Work item:
Can you write out the whole listing exactly?

Extracted data:
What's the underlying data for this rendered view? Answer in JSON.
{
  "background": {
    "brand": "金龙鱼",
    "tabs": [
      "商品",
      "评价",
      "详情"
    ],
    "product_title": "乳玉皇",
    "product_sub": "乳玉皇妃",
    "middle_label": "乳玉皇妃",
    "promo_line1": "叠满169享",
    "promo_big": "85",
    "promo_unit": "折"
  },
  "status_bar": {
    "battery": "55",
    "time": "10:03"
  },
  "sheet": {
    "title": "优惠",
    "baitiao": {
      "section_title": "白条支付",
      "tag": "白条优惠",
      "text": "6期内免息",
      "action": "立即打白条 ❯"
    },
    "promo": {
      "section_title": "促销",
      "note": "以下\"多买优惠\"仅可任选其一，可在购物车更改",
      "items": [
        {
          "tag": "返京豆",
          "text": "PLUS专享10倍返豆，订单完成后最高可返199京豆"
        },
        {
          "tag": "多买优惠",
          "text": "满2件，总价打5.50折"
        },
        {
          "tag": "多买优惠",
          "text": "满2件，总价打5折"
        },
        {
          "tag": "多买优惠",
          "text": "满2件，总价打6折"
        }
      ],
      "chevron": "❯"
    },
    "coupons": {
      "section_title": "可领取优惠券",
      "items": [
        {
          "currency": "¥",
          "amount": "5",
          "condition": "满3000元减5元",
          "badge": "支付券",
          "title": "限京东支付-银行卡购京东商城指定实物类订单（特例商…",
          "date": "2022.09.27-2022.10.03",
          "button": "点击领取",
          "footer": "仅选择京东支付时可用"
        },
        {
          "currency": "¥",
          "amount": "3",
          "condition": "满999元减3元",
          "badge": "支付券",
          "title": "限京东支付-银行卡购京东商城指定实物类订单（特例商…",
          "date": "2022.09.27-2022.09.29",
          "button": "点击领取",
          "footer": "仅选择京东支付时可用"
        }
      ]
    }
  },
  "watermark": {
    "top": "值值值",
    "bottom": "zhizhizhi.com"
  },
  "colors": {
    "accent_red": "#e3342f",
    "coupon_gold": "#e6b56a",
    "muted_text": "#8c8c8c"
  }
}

Response to the exercise:
What's the underlying data for this rendered view? Answer in JSON.
{
  "background": {
    "brand": "金龙鱼",
    "tabs": [
      "商品",
      "评价",
      "详情"
    ],
    "product_title": "乳玉皇",
    "product_sub": "乳玉皇妃",
    "middle_label": "乳玉皇妃",
    "promo_line1": "叠满169享",
    "promo_big": "85",
    "promo_unit": "折"
  },
  "status_bar": {
    "battery": "55",
    "time": "10:03"
  },
  "sheet": {
    "title": "优惠",
    "baitiao": {
      "section_title": "白条支付",
      "tag": "白条优惠",
      "text": "6期内免息",
      "action": "立即打白条 ❯"
    },
    "promo": {
      "section_title": "促销",
      "note": "以下\"多买优惠\"仅可任选其一，可在购物车更改",
      "items": [
        {
          "tag": "返京豆",
          "text": "PLUS专享10倍返豆，订单完成后最高可返199京豆"
        },
        {
          "tag": "多买优惠",
          "text": "满2件，总价打5.50折"
        },
        {
          "tag": "多买优惠",
          "text": "满2件，总价打5折"
        },
        {
          "tag": "多买优惠",
          "text": "满2件，总价打6折"
        }
      ],
      "chevron": "❯"
    },
    "coupons": {
      "section_title": "可领取优惠券",
      "items": [
        {
          "currency": "¥",
          "amount": "5",
          "condition": "满3000元减5元",
          "badge": "支付券",
          "title": "限京东支付-银行卡购京东商城指定实物类订单（特例商…",
          "date": "2022.09.27-2022.10.03",
          "button": "点击领取",
          "footer": "仅选择京东支付时可用"
        },
        {
          "currency": "¥",
          "amount": "3",
          "condition": "满999元减3元",
          "badge": "支付券",
          "title": "限京东支付-银行卡购京东商城指定实物类订单（特例商…",
          "date": "2022.09.27-2022.09.29",
          "button": "点击领取",
          "footer": "仅选择京东支付时可用"
        }
      ]
    }
  },
  "watermark": {
    "top": "值值值",
    "bottom": "zhizhizhi.com"
  },
  "colors": {
    "accent_red": "#e3342f",
    "coupon_gold": "#e6b56a",
    "muted_text": "#8c8c8c"
  }
}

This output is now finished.